- [EXERCISE DESCRIPTION]:
Restate the entries below word for word, omitting nothing.

- [Entries taken from a collection]:

== == ==

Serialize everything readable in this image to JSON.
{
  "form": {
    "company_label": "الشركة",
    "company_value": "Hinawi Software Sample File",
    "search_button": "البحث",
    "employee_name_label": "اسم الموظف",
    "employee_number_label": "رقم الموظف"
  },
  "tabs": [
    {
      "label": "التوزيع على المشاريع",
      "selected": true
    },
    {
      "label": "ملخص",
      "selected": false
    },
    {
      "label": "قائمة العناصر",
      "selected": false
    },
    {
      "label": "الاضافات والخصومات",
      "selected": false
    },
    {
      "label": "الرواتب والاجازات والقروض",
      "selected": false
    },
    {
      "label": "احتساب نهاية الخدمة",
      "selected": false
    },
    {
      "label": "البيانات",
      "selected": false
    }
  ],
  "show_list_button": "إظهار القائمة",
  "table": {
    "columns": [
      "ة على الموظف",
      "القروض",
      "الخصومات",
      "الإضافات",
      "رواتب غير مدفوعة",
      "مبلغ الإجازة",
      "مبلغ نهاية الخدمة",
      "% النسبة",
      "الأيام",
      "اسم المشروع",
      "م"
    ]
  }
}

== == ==

- [YOUR SOLUTION]:
Serialize everything readable in this image to JSON.
{
  "form": {
    "company_label": "الشركة",
    "company_value": "Hinawi Software Sample File",
    "search_button": "البحث",
    "employee_name_label": "اسم الموظف",
    "employee_number_label": "رقم الموظف"
  },
  "tabs": [
    {
      "label": "التوزيع على المشاريع",
      "selected": true
    },
    {
      "label": "ملخص",
      "selected": false
    },
    {
      "label": "قائمة العناصر",
      "selected": false
    },
    {
      "label": "الاضافات والخصومات",
      "selected": false
    },
    {
      "label": "الرواتب والاجازات والقروض",
      "selected": false
    },
    {
      "label": "احتساب نهاية الخدمة",
      "selected": false
    },
    {
      "label": "البيانات",
      "selected": false
    }
  ],
  "show_list_button": "إظهار القائمة",
  "table": {
    "columns": [
      "ة على الموظف",
      "القروض",
      "الخصومات",
      "الإضافات",
      "رواتب غير مدفوعة",
      "مبلغ الإجازة",
      "مبلغ نهاية الخدمة",
      "% النسبة",
      "الأيام",
      "اسم المشروع",
      "م"
    ]
  }
}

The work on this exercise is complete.